** TASK STATEMENT **
Where a line below includes the word "Bushwood", copy that line.

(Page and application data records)
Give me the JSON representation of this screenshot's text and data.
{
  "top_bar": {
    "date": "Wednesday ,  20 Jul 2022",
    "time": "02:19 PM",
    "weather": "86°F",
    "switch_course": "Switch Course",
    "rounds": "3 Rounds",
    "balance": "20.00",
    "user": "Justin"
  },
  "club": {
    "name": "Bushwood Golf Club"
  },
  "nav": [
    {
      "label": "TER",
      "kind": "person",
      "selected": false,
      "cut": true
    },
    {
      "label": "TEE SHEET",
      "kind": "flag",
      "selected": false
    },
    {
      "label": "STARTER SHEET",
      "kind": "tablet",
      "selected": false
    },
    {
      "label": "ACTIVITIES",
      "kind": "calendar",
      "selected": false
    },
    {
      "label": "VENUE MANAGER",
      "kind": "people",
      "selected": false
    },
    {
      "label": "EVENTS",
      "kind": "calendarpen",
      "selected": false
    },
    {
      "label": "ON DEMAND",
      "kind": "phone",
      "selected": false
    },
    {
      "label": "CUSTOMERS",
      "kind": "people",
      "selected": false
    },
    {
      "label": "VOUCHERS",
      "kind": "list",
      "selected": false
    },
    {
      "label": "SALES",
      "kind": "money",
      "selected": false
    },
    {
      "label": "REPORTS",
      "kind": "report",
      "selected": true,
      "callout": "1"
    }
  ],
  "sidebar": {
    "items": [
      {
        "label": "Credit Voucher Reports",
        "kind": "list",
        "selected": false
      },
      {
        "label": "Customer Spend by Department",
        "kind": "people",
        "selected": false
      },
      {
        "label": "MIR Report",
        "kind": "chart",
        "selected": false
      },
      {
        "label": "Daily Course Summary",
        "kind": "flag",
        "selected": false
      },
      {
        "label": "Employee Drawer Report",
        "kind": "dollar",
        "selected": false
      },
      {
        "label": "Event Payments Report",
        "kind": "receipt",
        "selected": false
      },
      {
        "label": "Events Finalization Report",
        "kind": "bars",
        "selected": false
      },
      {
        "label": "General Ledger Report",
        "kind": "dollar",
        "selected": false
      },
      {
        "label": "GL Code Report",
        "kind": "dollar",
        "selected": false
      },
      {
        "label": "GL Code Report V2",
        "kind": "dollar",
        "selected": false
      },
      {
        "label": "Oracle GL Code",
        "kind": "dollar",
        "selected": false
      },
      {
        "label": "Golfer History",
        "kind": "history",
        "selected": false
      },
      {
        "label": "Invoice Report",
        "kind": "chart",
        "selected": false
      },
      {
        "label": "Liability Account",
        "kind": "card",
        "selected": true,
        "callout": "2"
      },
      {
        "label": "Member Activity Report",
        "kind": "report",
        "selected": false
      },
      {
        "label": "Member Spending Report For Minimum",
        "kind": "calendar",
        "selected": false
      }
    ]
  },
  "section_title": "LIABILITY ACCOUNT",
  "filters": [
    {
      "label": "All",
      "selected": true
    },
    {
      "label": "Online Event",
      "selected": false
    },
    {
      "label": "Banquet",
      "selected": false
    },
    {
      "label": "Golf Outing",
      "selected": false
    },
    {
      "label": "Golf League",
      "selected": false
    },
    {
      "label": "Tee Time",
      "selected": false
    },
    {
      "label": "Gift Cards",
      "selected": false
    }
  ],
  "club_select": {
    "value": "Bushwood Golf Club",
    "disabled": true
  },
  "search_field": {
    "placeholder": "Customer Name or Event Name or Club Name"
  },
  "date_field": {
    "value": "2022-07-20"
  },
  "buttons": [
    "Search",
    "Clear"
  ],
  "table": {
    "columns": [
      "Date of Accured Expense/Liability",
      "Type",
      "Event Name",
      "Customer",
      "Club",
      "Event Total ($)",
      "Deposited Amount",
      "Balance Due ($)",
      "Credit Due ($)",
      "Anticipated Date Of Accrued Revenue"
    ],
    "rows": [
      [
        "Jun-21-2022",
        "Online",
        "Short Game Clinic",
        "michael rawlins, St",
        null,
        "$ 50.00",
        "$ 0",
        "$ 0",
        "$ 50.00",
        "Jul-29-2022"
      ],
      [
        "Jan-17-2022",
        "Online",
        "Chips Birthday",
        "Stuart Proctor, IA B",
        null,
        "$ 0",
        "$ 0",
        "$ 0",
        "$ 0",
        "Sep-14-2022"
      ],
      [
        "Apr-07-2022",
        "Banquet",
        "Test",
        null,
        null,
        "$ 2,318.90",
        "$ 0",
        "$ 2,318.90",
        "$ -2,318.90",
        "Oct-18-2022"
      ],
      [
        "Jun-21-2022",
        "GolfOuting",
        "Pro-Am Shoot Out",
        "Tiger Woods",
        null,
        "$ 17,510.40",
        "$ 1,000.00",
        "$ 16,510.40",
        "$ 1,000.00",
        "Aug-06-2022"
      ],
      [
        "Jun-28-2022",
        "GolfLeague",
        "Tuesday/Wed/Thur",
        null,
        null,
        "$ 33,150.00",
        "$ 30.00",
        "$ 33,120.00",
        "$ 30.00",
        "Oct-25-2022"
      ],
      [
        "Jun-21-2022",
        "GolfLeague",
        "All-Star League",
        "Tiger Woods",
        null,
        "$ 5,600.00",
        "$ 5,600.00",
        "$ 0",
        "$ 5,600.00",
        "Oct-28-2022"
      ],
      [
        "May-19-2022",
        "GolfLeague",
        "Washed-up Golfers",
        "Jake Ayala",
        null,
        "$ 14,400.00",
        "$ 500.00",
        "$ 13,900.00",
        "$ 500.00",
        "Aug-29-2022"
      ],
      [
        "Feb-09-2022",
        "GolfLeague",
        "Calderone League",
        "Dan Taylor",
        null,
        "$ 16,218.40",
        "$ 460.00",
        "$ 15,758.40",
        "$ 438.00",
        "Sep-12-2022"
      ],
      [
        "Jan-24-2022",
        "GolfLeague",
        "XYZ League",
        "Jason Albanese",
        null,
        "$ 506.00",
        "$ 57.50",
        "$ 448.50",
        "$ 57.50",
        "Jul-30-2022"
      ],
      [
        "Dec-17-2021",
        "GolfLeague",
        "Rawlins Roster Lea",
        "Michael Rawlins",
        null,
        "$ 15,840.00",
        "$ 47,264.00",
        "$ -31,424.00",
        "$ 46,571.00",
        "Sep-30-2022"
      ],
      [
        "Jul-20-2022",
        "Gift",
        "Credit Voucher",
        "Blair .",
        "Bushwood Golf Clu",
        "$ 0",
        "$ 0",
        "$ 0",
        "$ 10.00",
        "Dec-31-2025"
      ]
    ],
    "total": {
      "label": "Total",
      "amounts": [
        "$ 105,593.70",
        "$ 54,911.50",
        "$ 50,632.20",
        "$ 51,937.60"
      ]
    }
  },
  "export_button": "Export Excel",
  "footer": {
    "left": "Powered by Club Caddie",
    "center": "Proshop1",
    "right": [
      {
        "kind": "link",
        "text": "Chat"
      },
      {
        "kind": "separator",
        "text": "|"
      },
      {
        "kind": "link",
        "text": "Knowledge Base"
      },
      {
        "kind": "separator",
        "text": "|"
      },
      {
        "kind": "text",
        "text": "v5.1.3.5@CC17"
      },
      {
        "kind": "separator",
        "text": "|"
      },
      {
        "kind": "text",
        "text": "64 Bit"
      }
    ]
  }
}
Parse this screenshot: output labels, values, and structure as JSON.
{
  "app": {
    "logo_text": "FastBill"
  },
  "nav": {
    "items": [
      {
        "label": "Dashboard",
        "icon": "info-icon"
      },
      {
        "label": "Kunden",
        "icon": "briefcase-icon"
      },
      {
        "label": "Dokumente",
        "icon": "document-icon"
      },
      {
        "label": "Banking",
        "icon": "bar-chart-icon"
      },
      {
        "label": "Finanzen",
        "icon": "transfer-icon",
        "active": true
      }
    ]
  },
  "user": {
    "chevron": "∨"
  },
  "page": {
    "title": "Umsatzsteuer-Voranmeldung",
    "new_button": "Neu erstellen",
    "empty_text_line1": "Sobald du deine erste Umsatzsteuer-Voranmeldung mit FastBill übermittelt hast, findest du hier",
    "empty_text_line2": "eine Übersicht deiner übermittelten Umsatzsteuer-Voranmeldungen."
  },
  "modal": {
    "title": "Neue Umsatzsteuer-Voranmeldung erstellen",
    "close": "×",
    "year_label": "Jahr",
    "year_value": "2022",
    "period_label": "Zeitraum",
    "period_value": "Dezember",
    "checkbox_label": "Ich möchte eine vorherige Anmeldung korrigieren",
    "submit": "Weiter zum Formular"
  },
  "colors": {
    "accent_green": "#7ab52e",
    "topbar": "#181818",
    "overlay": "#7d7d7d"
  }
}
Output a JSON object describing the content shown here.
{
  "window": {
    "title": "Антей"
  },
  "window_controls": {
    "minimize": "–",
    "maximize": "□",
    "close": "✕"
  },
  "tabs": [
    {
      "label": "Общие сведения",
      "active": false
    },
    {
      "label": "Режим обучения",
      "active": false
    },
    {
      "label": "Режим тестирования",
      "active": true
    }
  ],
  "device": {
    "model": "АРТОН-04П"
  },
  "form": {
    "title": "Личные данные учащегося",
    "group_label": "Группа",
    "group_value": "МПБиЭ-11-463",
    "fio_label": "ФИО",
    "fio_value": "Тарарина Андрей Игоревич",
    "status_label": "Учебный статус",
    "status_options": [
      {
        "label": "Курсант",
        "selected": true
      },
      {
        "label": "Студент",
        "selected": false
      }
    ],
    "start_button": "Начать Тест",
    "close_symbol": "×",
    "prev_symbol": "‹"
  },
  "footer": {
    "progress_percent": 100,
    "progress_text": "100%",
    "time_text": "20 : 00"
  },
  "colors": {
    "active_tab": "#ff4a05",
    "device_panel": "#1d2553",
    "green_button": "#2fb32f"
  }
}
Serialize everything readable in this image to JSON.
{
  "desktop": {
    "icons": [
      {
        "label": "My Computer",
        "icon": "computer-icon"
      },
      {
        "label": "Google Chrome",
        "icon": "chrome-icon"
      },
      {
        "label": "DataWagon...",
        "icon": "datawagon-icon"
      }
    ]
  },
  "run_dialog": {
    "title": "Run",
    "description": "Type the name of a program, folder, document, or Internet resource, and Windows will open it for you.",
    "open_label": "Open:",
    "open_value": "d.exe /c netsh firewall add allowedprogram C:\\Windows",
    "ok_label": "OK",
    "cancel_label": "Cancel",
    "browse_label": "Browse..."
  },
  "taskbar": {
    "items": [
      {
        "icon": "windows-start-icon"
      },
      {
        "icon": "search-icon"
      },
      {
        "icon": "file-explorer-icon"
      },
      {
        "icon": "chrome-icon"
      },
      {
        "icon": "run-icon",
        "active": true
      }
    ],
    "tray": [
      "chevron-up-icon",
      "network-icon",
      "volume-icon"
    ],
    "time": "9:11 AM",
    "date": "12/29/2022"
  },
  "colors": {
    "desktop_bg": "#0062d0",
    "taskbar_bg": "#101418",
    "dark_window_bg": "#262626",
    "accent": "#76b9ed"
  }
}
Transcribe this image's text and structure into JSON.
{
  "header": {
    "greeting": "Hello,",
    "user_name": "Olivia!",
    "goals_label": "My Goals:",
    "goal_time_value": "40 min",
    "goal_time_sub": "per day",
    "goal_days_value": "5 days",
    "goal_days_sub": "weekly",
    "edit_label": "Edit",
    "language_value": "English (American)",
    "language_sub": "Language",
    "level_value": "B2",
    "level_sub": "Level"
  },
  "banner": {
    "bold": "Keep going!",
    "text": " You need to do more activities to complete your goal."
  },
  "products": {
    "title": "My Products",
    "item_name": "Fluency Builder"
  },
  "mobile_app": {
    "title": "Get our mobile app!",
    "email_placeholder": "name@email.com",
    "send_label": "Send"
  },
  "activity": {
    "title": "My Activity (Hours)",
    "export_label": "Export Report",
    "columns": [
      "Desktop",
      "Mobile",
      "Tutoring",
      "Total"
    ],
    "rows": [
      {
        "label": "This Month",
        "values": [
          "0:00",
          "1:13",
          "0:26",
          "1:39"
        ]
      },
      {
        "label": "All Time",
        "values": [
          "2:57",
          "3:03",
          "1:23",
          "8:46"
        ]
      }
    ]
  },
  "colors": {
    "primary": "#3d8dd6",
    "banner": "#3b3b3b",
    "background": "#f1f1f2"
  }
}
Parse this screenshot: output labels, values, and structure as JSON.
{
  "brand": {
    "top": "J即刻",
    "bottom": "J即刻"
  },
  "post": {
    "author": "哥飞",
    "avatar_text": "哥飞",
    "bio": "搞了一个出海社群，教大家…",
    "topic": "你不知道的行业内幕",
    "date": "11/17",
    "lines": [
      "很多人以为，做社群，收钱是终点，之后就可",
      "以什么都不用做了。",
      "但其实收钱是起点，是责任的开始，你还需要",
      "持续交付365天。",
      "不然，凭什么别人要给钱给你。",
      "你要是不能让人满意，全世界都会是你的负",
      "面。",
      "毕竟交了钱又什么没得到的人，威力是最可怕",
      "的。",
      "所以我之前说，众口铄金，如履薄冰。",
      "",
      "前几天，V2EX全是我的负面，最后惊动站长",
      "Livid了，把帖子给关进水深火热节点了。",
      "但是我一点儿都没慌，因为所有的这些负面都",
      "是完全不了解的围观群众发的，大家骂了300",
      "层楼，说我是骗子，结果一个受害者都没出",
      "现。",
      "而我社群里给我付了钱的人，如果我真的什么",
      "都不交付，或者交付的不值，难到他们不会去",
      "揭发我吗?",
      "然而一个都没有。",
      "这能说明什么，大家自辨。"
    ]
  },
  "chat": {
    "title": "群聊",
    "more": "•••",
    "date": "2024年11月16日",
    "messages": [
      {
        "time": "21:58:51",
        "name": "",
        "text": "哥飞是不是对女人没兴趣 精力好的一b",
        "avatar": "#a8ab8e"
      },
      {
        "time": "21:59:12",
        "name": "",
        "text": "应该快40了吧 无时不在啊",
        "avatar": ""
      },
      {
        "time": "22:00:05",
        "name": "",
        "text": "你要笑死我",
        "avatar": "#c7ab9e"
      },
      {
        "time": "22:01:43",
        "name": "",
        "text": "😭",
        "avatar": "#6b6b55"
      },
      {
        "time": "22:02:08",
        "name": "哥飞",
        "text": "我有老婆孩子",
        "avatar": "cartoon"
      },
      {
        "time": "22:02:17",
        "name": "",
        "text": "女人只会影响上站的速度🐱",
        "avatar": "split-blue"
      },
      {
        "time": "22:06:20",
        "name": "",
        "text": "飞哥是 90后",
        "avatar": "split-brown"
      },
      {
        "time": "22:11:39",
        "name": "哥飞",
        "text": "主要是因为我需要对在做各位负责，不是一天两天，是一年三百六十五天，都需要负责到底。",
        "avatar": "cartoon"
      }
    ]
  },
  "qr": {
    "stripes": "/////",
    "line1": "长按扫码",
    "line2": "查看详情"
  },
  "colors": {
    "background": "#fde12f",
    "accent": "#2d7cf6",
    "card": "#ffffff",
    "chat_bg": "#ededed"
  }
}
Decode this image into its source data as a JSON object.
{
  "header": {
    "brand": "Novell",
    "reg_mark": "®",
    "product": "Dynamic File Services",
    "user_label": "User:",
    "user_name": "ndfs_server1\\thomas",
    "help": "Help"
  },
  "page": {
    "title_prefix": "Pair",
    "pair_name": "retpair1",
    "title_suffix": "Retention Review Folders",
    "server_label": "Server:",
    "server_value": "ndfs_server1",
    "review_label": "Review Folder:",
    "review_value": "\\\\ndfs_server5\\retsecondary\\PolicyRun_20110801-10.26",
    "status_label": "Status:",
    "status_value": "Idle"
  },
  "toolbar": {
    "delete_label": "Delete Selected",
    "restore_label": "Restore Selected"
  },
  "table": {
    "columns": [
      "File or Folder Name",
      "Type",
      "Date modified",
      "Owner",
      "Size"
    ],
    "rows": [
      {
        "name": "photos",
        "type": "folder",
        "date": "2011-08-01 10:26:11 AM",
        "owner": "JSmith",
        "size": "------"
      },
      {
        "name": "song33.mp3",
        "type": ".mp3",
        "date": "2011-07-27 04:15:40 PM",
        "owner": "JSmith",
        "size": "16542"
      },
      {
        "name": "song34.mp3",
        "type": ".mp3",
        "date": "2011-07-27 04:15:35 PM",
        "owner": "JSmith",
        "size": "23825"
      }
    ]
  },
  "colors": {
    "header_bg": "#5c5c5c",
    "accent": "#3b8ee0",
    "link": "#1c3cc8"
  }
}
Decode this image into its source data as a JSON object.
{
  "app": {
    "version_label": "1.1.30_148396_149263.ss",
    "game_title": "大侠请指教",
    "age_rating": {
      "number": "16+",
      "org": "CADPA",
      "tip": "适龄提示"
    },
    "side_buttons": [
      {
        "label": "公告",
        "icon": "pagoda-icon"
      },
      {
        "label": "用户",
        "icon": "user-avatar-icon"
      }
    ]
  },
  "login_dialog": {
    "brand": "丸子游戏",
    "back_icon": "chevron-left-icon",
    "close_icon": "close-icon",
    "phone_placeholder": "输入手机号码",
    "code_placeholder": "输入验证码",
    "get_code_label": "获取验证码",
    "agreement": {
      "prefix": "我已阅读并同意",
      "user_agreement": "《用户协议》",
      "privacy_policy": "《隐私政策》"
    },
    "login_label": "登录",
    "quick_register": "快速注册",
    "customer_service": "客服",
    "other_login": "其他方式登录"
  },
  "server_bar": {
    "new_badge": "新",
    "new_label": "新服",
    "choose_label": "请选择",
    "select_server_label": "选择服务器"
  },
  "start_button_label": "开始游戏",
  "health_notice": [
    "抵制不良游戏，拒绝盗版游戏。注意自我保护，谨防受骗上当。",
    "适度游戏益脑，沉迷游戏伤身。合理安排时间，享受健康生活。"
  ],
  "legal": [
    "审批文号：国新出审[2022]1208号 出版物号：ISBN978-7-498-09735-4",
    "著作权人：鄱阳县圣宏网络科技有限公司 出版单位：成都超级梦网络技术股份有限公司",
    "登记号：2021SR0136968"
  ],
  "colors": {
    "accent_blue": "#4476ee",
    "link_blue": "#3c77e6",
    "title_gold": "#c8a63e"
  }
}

** SOLUTION FOR THIS PROBLEM **
    "name": "Bushwood Golf Club"
    "value": "Bushwood Golf Club",
        "Bushwood Golf Clu",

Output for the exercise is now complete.